Fifteenth-century England, in which Geoffrey Chaucer wrote The Canterbury Tales, was ruled by a Christian morality that had definite precepts regarding the ideal character and behavior of women. Modesty and chastity in both manner and speech were praiseworthy attributes in any Godfearing, obedient, wifely woman. “The General Prologue” introduces the Prioress Madame Eglantine as an … Read more

Beowulf Characters Contradiction

Within the first six hundred lines of Beowulf, the poet introduces several characters – Hrothgar, Wulfgar and Unferth – who are juxtaposed against Beowulf to not only glorify the protagonist, but also illustrate the heroic codes of the time. Hrothgar’s portrayal by the poet as a generous and “good” king, yet at the same time … Read more

A Psychological Analysis of Prozac Nation

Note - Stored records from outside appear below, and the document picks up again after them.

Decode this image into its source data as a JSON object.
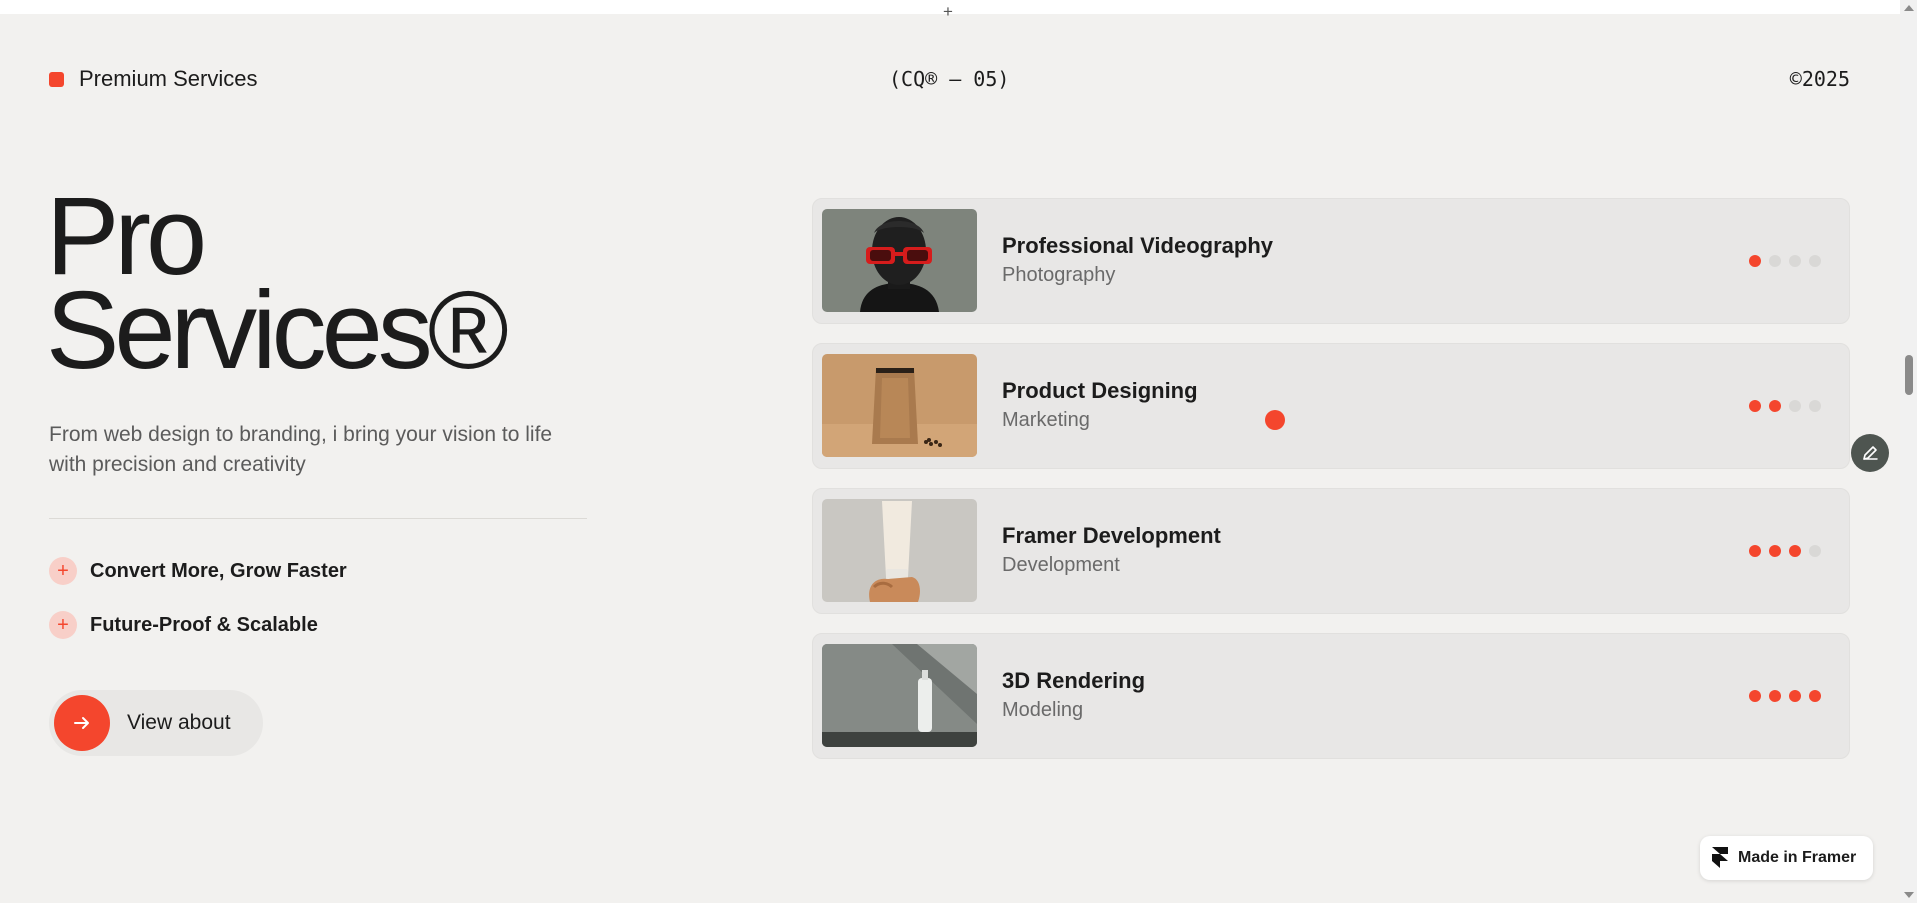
{
  "header": {
    "brand_label": "Premium Services",
    "center_code": "(CQ® — 05)",
    "year": "©2025"
  },
  "hero": {
    "title_line1": "Pro",
    "title_line2": "Services®",
    "description": "From web design to branding, i bring your vision to life with precision and creativity"
  },
  "features": [
    {
      "icon": "plus-icon",
      "label": "Convert More, Grow Faster"
    },
    {
      "icon": "plus-icon",
      "label": "Future-Proof & Scalable"
    }
  ],
  "cta": {
    "label": "View about",
    "icon": "arrow-right-icon"
  },
  "services": [
    {
      "title": "Professional Videography",
      "category": "Photography",
      "level": 1,
      "max_level": 4,
      "image": "portrait-red-glasses"
    },
    {
      "title": "Product Designing",
      "category": "Marketing",
      "level": 2,
      "max_level": 4,
      "image": "kraft-coffee-pouch"
    },
    {
      "title": "Framer Development",
      "category": "Development",
      "level": 3,
      "max_level": 4,
      "image": "hand-holding-tube"
    },
    {
      "title": "3D Rendering",
      "category": "Modeling",
      "level": 4,
      "max_level": 4,
      "image": "white-bottle"
    }
  ],
  "framer_badge": {
    "label": "Made in Framer",
    "icon": "framer-logo-icon"
  },
  "colors": {
    "accent": "#f4462d",
    "background": "#f2f1ef",
    "card": "#e8e7e6",
    "text": "#1c1c1c"
  }
}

Prozac Nation chronicles a bright 19-year-old woman’s struggle with depression. Elizabeth “Lizzie” Wurtzel is an aspiring writer and freshman at Harvard University. With a childhood plagued by divorce and abandonment, Lizzie has a history of depressive episodes and self-confidence issues. The book is set in the 1980s, when mental illness was very much a taboo … Read more

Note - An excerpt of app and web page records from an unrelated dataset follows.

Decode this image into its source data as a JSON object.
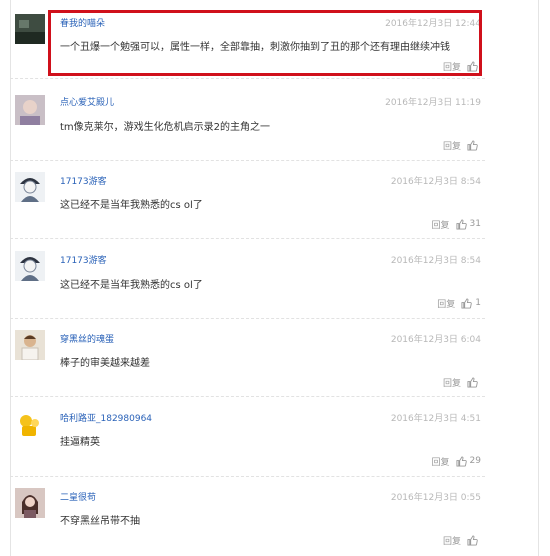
{
  "comments": [
    {
      "username": "眷我的喵朵",
      "time": "2016年12月3日 12:44",
      "text": "一个丑爆一个勉强可以，属性一样，全部靠抽，刺激你抽到了丑的那个还有理由继续冲钱",
      "reply_label": "回复",
      "likes": "",
      "avatar": "dark-landscape-avatar",
      "highlighted": true
    },
    {
      "username": "点心爱艾殿儿",
      "time": "2016年12月3日 11:19",
      "text": "tm像克莱尔，游戏生化危机启示录2的主角之一",
      "reply_label": "回复",
      "likes": "",
      "avatar": "portrait-avatar"
    },
    {
      "username": "17173游客",
      "time": "2016年12月3日 8:54",
      "text": "这已经不是当年我熟悉的cs ol了",
      "reply_label": "回复",
      "likes": "31",
      "avatar": "default-guest-avatar"
    },
    {
      "username": "17173游客",
      "time": "2016年12月3日 8:54",
      "text": "这已经不是当年我熟悉的cs ol了",
      "reply_label": "回复",
      "likes": "1",
      "avatar": "default-guest-avatar"
    },
    {
      "username": "穿黑丝的魂蛋",
      "time": "2016年12月3日 6:04",
      "text": "棒子的审美越来越差",
      "reply_label": "回复",
      "likes": "",
      "avatar": "character-avatar"
    },
    {
      "username": "哈利路亚_182980964",
      "time": "2016年12月3日 4:51",
      "text": "挂逼精英",
      "reply_label": "回复",
      "likes": "29",
      "avatar": "yellow-figure-avatar"
    },
    {
      "username": "二皇很苟",
      "time": "2016年12月3日 0:55",
      "text": "不穿黑丝吊带不抽",
      "reply_label": "回复",
      "likes": "",
      "avatar": "girl-portrait-avatar"
    }
  ],
  "colors": {
    "username": "#2a62b8",
    "highlight_border": "#d0101b",
    "timestamp": "#b8b8b8"
  }
}
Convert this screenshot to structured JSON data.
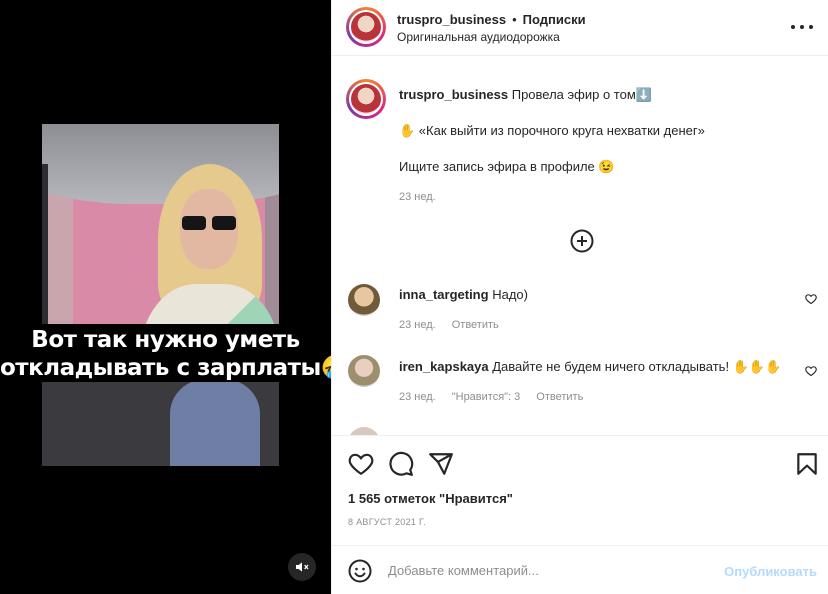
{
  "video": {
    "caption_line1": "Вот так нужно уметь",
    "caption_line2": "откладывать с зарплаты🤣",
    "mute_icon": "speaker-muted-icon"
  },
  "header": {
    "username": "truspro_business",
    "separator": "•",
    "follow_label": "Подписки",
    "audio_label": "Оригинальная аудиодорожка",
    "more_icon": "more-horizontal-icon"
  },
  "post_caption": {
    "username": "truspro_business",
    "text_line1": "Провела эфир о том⬇️",
    "text_line2": "✋ «Как выйти из порочного круга нехватки денег»",
    "text_line3": "Ищите запись эфира в профиле 😉",
    "time": "23 нед."
  },
  "load_more_icon": "plus-circle-icon",
  "comments": [
    {
      "username": "inna_targeting",
      "text": "Надо)",
      "time": "23 нед.",
      "reply_label": "Ответить",
      "likes_label": ""
    },
    {
      "username": "iren_kapskaya",
      "text": "Давайте не будем ничего откладывать! ✋✋✋",
      "time": "23 нед.",
      "likes_label": "\"Нравится\": 3",
      "reply_label": "Ответить"
    }
  ],
  "actions": {
    "likes_text": "1 565 отметок \"Нравится\"",
    "date": "8 АВГУСТ 2021 Г."
  },
  "add_comment": {
    "placeholder": "Добавьте комментарий...",
    "post_label": "Опубликовать"
  },
  "colors": {
    "text": "#262626",
    "muted": "#8e8e8e",
    "post_button_disabled": "#b3dbff",
    "border": "#efefef"
  }
}
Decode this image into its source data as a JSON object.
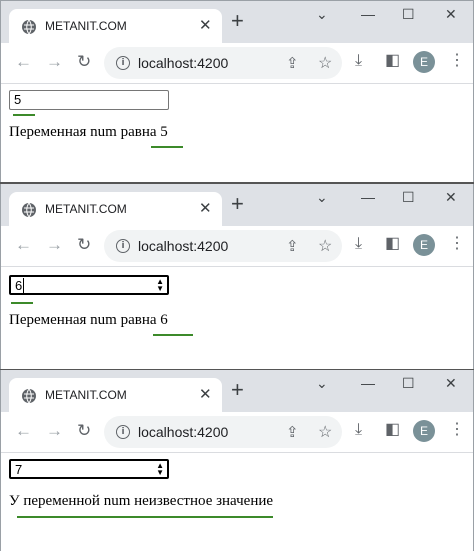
{
  "windows": [
    {
      "tab_title": "METANIT.COM",
      "url": "localhost:4200",
      "avatar_letter": "E",
      "input_value": "5",
      "message": "Переменная num равна 5"
    },
    {
      "tab_title": "METANIT.COM",
      "url": "localhost:4200",
      "avatar_letter": "E",
      "input_value": "6",
      "message": "Переменная num равна 6"
    },
    {
      "tab_title": "METANIT.COM",
      "url": "localhost:4200",
      "avatar_letter": "E",
      "input_value": "7",
      "message": "У переменной num неизвестное значение"
    }
  ],
  "icons": {
    "tab_icon": "globe-icon",
    "close": "close-icon",
    "new_tab": "plus-icon",
    "back": "arrow-left-icon",
    "forward": "arrow-right-icon",
    "reload": "reload-icon",
    "site_info": "info-icon",
    "share": "share-icon",
    "bookmark": "star-icon",
    "download": "download-icon",
    "side_panel": "side-panel-icon",
    "menu": "kebab-menu-icon"
  },
  "colors": {
    "titlebar": "#dee1e6",
    "omnibox": "#f1f3f4",
    "avatar": "#7a9198",
    "annotation_underline": "#3c8a2a"
  }
}
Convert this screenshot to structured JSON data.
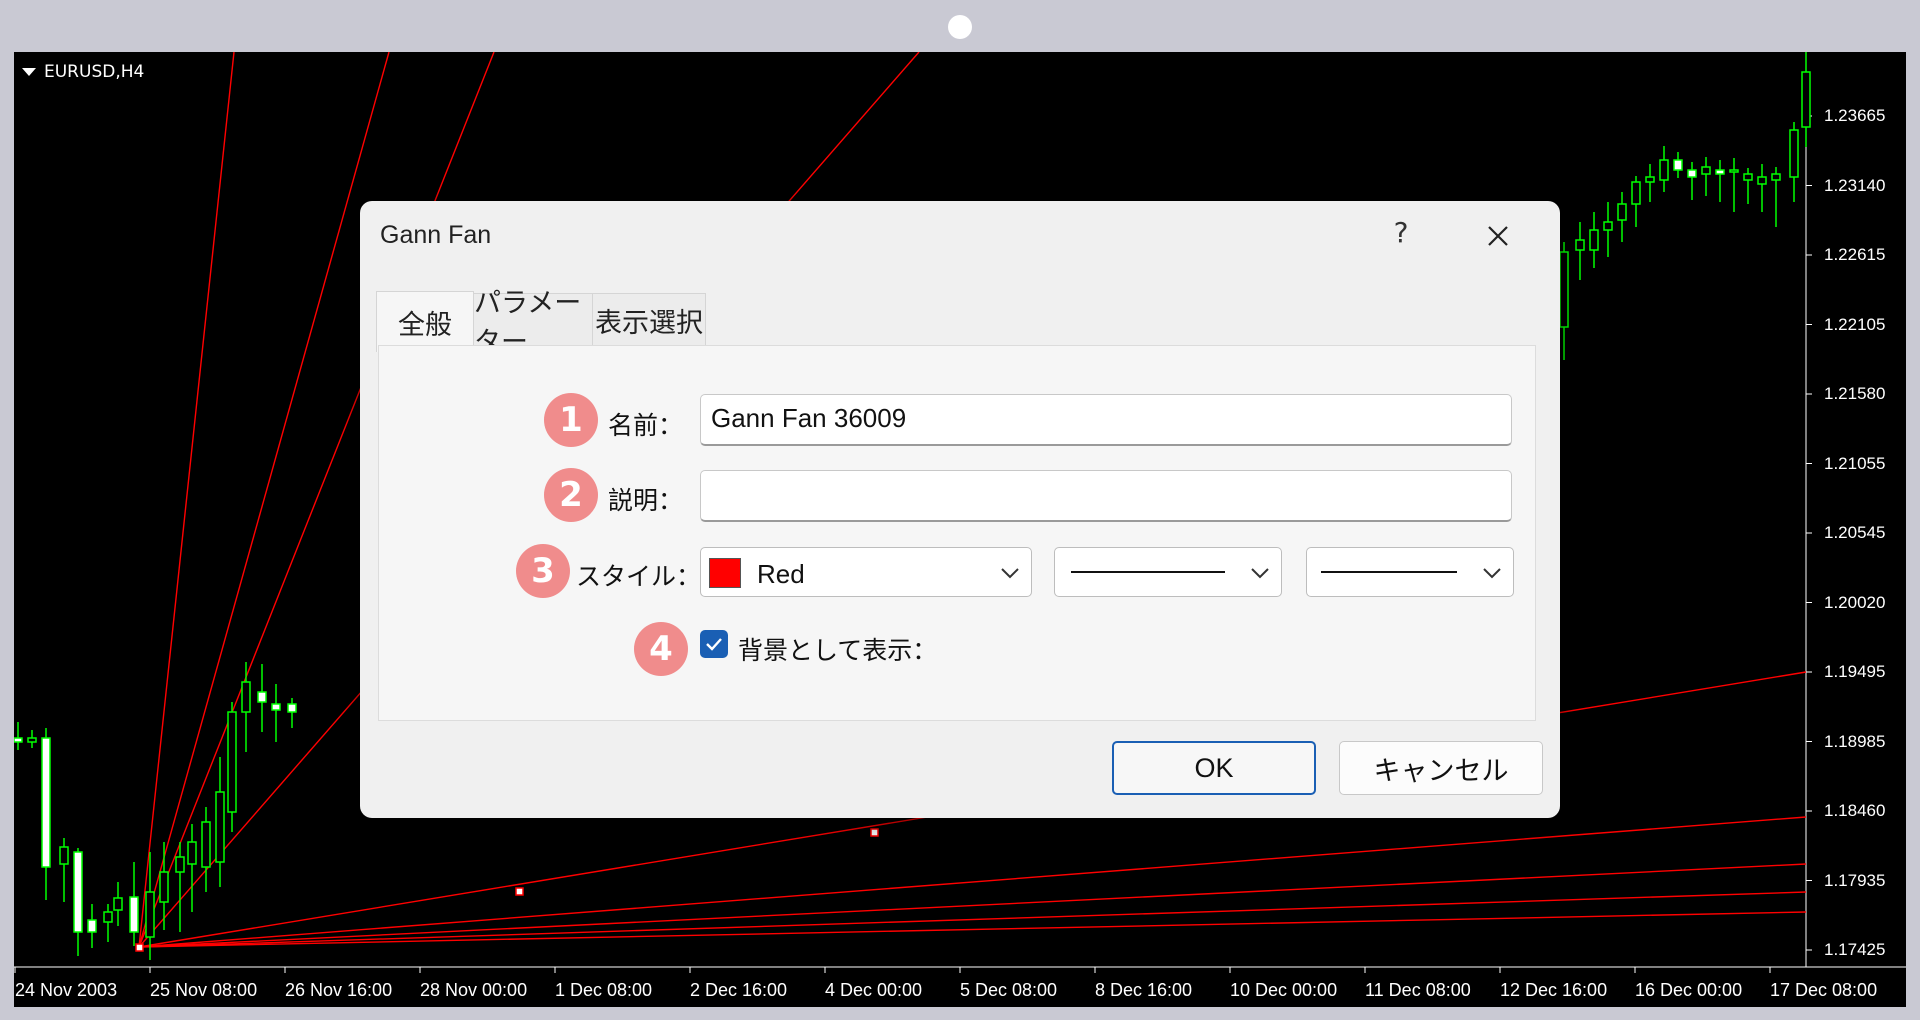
{
  "chart": {
    "symbol": "EURUSD,H4",
    "price_labels": [
      "1.23665",
      "1.23140",
      "1.22615",
      "1.22105",
      "1.21580",
      "1.21055",
      "1.20545",
      "1.20020",
      "1.19495",
      "1.18985",
      "1.18460",
      "1.17935",
      "1.17425"
    ],
    "date_labels": [
      "24 Nov 2003",
      "25 Nov 08:00",
      "26 Nov 16:00",
      "28 Nov 00:00",
      "1 Dec 08:00",
      "2 Dec 16:00",
      "4 Dec 00:00",
      "5 Dec 08:00",
      "8 Dec 16:00",
      "10 Dec 00:00",
      "11 Dec 08:00",
      "12 Dec 16:00",
      "16 Dec 00:00",
      "17 Dec 08:00"
    ],
    "colors": {
      "background": "#000000",
      "bull_candle": "#00ff00",
      "fan_lines": "#ff0000",
      "text": "#ffffff"
    }
  },
  "dialog": {
    "title": "Gann Fan",
    "help_label": "?",
    "close_icon": "close-icon",
    "tabs": [
      {
        "label": "全般",
        "active": true
      },
      {
        "label": "パラメーター",
        "active": false
      },
      {
        "label": "表示選択",
        "active": false
      }
    ],
    "fields": {
      "name": {
        "badge": "1",
        "label": "名前：",
        "value": "Gann Fan 36009"
      },
      "description": {
        "badge": "2",
        "label": "説明：",
        "value": ""
      },
      "style": {
        "badge": "3",
        "label": "スタイル：",
        "color_name": "Red",
        "color_hex": "#ff0000"
      },
      "background": {
        "badge": "4",
        "label": "背景として表示：",
        "checked": true
      }
    },
    "ok_label": "OK",
    "cancel_label": "キャンセル"
  }
}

The Impact of Literature on Activism

Activism is crucial in advocating or impeding social constructs, ultimately resulting in transforming and redefining the nation. It has been present throughout history, playing a major role in ending slavery, opposing racism, defending worker rights, and many other global concerns (Martin). Literature can be recognized as a highly influential form of activism, as it is … Read more

"The God of Small Things" by Arundhati Roy

The God of Small Things (Roy, 2009), was written 1997 and was the debut novel for Indian writer Arundhati Roy. It’s the story about the childhood experiences of the fraternal twins Estha and Rahel, whose lives were greatly affected by the “love Laws”. The book explores how the small things affect its characters and India … Read more